Because I felt like the character could offer more, and the character could delve into things and go into things, and ask questions from a place that could potentially make people feel less lonely and feel more seen and offer kind of more points for connection. So the idea of a character who is imperfect in the way that we all are in our lives, and a character who has a complicated interior relationship with himself and putting that on display. That was really exciting to me.
So one of the things I’ve come across when reading about the show is that Ramy can be so dislikable as a character. Were you ever afraid or did you ever second guess your decision to put him in these types of situations?
Yeah, I mean, there’s always that level of nervousness and a level of like, you know I really care about the community that’s being depicted in the show. I really care about Arabs and Muslims and I care about my own family and real life. And so there’s always a level of nervousness of the things that we’re going to do… But you know I feel like if it’s nervousness for me, it’s probably because it feels real and if it feels real, then that means that it’s worth doing.
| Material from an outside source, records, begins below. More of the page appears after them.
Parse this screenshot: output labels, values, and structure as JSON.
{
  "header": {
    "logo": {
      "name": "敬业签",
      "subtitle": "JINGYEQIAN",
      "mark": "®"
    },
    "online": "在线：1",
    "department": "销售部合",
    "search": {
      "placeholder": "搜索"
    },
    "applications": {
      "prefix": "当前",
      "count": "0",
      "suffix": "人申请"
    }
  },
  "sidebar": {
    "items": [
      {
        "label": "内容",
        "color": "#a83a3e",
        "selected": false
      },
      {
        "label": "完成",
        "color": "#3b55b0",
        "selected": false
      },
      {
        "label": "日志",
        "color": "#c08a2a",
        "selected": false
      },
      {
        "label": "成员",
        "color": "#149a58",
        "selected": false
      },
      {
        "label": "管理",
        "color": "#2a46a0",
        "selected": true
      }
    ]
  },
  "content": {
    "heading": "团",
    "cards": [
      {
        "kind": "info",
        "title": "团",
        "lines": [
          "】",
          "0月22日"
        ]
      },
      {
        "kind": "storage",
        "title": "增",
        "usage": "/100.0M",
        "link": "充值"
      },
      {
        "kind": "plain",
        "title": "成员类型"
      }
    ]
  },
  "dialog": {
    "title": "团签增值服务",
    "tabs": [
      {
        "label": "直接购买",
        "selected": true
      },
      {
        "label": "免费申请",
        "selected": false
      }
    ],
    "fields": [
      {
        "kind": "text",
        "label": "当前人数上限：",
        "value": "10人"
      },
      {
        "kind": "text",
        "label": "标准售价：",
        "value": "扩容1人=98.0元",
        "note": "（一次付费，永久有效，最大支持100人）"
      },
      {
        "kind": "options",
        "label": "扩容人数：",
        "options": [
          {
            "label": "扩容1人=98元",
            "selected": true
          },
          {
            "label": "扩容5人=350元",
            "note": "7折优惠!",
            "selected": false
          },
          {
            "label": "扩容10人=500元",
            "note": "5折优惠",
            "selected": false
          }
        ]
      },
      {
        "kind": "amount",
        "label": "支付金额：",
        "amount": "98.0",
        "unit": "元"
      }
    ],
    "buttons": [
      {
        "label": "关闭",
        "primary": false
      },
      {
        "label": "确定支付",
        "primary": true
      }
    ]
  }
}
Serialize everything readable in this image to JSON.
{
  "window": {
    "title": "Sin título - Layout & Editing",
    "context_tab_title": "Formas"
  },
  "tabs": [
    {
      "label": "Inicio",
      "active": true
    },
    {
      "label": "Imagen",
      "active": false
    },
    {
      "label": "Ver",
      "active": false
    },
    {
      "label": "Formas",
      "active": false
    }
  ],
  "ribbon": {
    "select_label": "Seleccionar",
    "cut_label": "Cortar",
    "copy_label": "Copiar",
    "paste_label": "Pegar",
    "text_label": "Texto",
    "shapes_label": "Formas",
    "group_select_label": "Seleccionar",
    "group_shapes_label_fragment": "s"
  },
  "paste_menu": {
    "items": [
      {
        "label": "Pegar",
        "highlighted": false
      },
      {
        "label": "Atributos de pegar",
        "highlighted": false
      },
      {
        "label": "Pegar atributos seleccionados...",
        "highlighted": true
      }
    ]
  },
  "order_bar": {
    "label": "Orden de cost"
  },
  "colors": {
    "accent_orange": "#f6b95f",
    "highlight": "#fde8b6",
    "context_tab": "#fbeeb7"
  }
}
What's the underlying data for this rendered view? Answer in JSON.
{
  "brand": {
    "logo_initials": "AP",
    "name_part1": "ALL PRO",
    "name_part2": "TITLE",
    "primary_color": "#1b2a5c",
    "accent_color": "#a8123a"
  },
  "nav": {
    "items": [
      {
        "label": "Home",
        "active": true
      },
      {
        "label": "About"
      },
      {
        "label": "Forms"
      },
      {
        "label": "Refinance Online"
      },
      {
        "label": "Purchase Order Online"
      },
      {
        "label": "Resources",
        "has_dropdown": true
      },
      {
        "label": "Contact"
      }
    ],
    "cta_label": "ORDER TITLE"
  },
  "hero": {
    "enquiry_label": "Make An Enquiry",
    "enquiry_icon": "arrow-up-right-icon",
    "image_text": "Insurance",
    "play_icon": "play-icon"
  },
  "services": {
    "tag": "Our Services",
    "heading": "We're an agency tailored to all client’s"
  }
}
I don’t think comedy has responsibility outside of doing justice to the things that make you nervous.
In season two, Mahershala Ali’s character is of great importance to Ramy. What was it like working with the actor?
Just an amazing, amazing person. And as amazing of a person he is, [he is] as amazing as an actor too. And getting to be with someone of his stature and experience, who also is so curious and so genuinely a giver and so expansive and so open, it really was a dream. It was really like I learnt so much and I was really blown away by how much he showed up to really be part of the show. He was really someone who was interested in just making the show better and fully investing in it and I really feel like he did that and I think his character is a character that I’ve always wanted to see on TV.
Where are you at with season three of ‘Ramy’?
We’re in the writers room right now. And it’s, it’s been a really fun experience, getting to do it. We took some time off as we were kind of launching the second season and, and we’re a couple of episodes in and we’re looking to shoot this summer and come out at some point in the next year.
I also read somewhere that you wanted to get Mohammad Salah on the show for season three. What’s happening on that front?
A lot of truth to it, but there’s no development yet. But we would love to leave an open invitation to any season or episode of ‘Ramy’ or anything that I worked on [in the future].
We see Ramy hit rock bottom at the end of season two. How would you describe his state going into season three?
I’m trying to think of what I want to say. You know, I think we’re going to see Ramy kind of unpack a lot of why he’s done what he’s done and I think that in many ways for the whole family really, I think a lot of things that were unsaid are going to start to kind of come out. And so I think that’s gonna be kind of like a theme for all of our characters. We really spend a lot of time in the series focusing on everyone in our lives and we’ve seen them kind of move separately. And I think we’re really going to see it all come to a head and kind of come off. Everything is going to be put out on the kitchen table, metaphorically.
Don’t miss it!
Season one of ‘Ramy’ is now streaming on StarzPlay.